WHAT IS NEEDED: Find the word "true" in the data. Return every line where it appears.

Web page and app entries:
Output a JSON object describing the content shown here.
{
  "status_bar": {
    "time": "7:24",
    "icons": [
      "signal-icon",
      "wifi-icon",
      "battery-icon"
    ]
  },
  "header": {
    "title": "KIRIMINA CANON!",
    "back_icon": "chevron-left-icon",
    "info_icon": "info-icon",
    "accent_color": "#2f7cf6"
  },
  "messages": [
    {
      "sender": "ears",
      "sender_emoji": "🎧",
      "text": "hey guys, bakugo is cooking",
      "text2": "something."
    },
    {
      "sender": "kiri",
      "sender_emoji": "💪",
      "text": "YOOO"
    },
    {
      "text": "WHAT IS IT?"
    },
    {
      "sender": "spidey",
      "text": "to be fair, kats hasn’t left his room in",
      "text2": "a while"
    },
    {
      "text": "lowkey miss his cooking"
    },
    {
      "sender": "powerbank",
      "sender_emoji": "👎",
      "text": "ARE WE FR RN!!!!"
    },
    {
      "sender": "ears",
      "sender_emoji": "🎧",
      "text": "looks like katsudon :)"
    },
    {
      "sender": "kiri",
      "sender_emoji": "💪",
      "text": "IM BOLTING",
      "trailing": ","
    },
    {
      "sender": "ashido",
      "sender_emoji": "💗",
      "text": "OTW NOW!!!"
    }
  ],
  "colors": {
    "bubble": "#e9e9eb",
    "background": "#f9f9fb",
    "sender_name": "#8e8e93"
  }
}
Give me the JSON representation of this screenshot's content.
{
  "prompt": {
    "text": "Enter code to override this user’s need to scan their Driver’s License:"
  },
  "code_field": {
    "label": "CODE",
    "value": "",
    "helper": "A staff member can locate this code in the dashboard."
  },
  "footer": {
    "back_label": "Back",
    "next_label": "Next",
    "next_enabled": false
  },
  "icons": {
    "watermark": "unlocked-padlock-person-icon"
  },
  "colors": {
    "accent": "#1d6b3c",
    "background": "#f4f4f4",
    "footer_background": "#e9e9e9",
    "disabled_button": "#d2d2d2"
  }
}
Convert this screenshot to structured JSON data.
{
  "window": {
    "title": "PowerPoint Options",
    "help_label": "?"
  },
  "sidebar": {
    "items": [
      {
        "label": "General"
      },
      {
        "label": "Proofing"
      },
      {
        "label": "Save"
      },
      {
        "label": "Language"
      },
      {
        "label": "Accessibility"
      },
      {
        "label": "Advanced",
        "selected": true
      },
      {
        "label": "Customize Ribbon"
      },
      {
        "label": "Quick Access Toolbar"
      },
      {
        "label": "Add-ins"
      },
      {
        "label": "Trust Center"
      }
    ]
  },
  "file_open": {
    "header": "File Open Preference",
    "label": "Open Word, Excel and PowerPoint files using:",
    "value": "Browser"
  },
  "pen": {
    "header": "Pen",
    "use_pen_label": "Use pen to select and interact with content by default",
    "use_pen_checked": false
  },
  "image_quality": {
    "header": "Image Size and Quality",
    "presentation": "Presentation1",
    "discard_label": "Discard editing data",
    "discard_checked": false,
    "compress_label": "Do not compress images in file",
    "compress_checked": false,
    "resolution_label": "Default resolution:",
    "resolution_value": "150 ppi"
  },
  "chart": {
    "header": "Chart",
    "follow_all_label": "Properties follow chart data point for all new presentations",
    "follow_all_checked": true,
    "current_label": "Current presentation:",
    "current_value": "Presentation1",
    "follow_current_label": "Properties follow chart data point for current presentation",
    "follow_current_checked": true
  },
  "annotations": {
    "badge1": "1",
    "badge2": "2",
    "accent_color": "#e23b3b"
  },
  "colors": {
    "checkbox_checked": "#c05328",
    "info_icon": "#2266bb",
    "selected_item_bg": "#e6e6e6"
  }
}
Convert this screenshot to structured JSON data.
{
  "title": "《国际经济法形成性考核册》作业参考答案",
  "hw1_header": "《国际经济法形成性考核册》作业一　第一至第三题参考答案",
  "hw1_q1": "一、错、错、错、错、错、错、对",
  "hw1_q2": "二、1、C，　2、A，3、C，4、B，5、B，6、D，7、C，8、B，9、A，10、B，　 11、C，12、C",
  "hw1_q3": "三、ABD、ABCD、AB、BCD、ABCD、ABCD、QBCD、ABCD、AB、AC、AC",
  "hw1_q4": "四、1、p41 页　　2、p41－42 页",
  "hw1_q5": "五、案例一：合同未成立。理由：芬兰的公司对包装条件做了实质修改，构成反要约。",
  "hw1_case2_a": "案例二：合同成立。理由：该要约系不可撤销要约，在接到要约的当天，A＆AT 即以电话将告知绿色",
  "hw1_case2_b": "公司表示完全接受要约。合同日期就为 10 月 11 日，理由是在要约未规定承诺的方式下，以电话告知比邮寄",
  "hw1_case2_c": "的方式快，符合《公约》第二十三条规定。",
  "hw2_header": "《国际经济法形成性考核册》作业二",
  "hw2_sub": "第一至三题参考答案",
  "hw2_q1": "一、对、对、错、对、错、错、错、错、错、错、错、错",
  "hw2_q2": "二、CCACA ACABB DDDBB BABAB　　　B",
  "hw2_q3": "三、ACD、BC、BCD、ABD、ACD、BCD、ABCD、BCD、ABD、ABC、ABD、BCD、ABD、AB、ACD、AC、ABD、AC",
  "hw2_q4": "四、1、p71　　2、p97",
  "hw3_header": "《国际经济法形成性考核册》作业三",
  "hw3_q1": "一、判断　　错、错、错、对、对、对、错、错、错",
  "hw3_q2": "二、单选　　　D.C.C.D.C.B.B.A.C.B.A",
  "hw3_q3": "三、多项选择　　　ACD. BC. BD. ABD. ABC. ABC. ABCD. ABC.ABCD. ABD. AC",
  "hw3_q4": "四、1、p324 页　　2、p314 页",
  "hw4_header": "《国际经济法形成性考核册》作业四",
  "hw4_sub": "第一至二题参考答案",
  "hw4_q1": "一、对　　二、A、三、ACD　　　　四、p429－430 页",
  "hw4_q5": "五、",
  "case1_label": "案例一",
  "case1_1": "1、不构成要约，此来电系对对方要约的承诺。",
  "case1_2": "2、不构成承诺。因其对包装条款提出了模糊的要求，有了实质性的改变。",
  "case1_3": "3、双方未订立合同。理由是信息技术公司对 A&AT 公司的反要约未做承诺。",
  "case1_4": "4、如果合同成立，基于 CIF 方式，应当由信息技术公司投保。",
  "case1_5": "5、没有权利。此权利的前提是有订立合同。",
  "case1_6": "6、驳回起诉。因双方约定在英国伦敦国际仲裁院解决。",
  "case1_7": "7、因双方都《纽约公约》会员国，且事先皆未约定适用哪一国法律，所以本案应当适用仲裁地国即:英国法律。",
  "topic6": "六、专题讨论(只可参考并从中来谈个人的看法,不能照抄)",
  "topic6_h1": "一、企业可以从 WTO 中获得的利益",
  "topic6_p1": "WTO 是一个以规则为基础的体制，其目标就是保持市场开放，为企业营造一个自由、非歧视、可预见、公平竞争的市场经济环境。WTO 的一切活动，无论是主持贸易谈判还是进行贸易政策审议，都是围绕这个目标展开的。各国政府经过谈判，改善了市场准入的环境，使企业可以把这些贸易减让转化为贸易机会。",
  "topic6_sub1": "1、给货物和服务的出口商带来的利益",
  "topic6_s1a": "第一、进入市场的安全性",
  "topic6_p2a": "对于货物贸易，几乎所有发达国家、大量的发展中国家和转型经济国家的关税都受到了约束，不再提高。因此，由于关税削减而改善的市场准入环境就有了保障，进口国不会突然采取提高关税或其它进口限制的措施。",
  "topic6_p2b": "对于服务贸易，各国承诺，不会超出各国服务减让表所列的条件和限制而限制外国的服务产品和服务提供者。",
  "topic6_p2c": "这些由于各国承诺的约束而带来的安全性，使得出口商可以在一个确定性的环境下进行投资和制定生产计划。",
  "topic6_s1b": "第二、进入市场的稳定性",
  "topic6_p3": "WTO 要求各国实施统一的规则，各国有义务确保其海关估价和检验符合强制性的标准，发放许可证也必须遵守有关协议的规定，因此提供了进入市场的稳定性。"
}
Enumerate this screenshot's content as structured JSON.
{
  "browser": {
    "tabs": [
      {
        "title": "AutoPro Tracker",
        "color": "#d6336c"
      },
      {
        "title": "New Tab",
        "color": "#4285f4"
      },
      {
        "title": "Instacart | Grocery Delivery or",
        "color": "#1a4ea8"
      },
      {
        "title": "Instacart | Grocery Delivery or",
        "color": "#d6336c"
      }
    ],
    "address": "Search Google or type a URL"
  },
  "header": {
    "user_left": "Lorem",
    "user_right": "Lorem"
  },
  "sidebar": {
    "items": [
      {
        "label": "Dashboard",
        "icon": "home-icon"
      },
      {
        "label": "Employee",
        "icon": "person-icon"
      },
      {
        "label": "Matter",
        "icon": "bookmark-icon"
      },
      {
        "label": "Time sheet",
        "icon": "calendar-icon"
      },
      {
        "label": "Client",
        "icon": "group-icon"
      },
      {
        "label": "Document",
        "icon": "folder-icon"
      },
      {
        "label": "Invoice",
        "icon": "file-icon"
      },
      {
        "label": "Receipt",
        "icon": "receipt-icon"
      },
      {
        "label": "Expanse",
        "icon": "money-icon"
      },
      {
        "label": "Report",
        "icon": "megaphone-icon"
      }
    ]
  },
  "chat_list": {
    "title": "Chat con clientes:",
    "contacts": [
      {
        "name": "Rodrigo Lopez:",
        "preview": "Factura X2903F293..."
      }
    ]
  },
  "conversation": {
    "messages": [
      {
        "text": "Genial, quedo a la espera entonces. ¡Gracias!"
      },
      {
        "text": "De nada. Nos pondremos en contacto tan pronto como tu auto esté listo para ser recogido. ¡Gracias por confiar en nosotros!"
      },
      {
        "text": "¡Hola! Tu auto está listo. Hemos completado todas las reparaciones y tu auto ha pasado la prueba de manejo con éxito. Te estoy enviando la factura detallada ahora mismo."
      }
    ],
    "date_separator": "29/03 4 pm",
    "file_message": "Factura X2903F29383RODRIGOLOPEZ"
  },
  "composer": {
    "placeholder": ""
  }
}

RESULT BELOW:
        "selected": true
    "follow_all_checked": true,
    "follow_current_checked": true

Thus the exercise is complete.